c. Fragile or semi-fragile digital watermarking techniques for the authentication of images: these techniques allow to hide into an image some information useful to prove subsequently its authenticity. In this case, the embedded information is removed when the content is modified. It is possible to assure that an image has not been tampered, and in some cases also to locate the manipulations occurred that altered the original content of the image.

d. Fingerprinting: these techniques allow to unambiguously identify each copy of a multimedia content. In this way, it is possible to identify who, in a group of users in possession of a copy of a same document, illicitly distributed his/her own copy of the content, failing to meet possible limitations of use and distribution.

e. Digital forensic: they are processing techniques supporting detective activities to use multimedia content as an evidence of possible criminal acts.
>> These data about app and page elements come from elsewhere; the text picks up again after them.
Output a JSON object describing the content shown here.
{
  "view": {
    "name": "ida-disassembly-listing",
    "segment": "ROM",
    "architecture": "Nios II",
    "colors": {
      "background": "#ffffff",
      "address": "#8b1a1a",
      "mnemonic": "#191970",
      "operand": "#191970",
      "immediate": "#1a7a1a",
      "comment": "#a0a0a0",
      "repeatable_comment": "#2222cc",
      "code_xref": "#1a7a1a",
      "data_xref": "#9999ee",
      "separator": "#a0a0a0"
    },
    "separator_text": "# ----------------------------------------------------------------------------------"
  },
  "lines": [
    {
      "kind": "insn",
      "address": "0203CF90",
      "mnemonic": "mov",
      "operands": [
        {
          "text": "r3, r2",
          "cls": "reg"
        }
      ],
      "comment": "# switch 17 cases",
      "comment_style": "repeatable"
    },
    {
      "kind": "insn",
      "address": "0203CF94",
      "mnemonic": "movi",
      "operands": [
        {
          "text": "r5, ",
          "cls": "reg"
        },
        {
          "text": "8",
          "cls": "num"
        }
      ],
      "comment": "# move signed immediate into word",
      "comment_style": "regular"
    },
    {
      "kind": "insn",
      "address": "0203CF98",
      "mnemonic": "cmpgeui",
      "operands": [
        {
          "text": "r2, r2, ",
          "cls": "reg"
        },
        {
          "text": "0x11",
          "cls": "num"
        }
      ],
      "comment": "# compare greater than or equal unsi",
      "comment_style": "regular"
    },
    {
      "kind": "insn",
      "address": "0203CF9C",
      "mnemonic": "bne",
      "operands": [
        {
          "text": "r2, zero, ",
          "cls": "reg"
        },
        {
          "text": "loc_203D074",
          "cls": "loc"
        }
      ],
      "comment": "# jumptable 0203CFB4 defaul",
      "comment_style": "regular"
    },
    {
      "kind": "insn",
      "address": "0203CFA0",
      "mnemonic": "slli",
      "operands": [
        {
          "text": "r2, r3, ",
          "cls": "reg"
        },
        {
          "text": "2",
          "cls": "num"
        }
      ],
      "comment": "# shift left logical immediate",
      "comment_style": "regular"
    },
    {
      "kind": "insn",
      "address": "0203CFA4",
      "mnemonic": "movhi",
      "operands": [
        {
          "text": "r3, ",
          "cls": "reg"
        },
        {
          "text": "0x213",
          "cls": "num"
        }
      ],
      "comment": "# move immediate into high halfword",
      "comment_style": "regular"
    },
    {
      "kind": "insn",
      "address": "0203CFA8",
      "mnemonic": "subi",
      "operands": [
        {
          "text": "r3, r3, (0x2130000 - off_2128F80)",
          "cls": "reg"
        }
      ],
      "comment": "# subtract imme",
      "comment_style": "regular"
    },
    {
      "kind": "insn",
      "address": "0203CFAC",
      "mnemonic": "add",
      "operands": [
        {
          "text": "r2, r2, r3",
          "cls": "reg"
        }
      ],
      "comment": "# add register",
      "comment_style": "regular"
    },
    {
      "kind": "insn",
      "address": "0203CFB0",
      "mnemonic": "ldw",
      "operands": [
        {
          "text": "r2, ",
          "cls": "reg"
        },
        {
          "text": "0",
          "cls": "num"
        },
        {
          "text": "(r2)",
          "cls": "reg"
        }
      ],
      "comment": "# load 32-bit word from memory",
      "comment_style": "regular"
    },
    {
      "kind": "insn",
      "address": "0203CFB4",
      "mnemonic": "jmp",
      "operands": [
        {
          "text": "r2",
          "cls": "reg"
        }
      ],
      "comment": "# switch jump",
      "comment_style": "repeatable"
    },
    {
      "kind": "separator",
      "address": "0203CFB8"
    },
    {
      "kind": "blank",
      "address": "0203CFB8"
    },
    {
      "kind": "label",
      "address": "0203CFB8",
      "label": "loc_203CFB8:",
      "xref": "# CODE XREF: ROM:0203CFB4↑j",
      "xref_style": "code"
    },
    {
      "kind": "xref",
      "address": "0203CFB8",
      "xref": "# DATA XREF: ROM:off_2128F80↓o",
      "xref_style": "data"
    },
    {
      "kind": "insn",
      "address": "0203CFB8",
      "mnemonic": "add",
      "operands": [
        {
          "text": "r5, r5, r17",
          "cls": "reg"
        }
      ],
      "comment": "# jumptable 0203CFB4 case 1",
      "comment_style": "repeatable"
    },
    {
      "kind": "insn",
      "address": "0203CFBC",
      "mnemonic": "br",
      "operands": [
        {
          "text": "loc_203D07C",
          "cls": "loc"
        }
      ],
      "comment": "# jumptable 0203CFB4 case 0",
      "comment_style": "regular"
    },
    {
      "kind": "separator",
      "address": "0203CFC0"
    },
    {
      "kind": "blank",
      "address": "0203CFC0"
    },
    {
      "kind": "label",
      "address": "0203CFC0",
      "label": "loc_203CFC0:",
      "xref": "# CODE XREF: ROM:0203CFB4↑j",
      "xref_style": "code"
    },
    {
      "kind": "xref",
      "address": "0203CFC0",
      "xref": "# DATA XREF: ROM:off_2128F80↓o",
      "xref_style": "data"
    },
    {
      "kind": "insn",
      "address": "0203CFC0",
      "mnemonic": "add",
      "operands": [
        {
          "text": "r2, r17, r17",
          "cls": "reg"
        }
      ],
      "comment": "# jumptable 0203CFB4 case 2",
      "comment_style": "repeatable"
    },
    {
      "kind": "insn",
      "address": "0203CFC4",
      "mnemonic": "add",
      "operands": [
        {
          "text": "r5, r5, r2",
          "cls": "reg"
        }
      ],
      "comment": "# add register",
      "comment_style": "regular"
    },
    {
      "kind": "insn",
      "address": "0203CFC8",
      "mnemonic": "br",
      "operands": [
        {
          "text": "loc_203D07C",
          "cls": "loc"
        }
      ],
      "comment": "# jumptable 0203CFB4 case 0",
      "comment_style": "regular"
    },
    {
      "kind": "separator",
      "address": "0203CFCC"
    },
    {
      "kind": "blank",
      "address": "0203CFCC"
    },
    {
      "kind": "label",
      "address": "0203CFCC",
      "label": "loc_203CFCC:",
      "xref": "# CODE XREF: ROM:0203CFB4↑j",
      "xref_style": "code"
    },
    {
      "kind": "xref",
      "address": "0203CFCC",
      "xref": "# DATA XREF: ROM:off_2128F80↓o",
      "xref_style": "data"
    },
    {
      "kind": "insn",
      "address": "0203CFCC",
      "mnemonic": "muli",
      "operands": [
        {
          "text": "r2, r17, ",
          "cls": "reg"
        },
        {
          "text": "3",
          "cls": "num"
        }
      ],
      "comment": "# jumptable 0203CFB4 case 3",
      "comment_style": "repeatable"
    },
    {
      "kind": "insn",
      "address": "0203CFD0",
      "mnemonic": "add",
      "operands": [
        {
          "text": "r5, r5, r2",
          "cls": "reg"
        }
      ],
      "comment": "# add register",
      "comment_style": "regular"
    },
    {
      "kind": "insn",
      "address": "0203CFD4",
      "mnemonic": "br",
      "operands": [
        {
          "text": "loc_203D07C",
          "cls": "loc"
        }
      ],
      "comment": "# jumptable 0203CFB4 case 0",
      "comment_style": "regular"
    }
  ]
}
In our case, we are interested in proving if a image or a video sequence we have at disposal has been acquired with a given digital camera.

f. Signal processing in the encrypted domain: it is a new research field studying new technologies to allow the processing of encrypted multimedia content without removing the encryption. Most of technological solutions proposed so far to cope with multimedia security simply tried to apply some cryptographic primitives on top of the signal processing modules. These solutions are based on the assumption that the two communicating parties trust each other, so that the encryption is used only to protect the data against third parties. In many cases, though, this is not the case. A possible solution to the above problems could consist in the application of the signal processing modules in the encrypted domain.

g. Steganography: it is the science of hiding sensitive messages into an apparently innocuous document in such a way that no one apart from the intended recipient knows of the existence of the message. In case of a multimedia document, the information is hidden by means of the application of not perceivable modifications.

h. Steganalysis: it is the science of detecting the presence into a document of messages hidden using steganography techniques, exploiting perceptual or statistical analysis.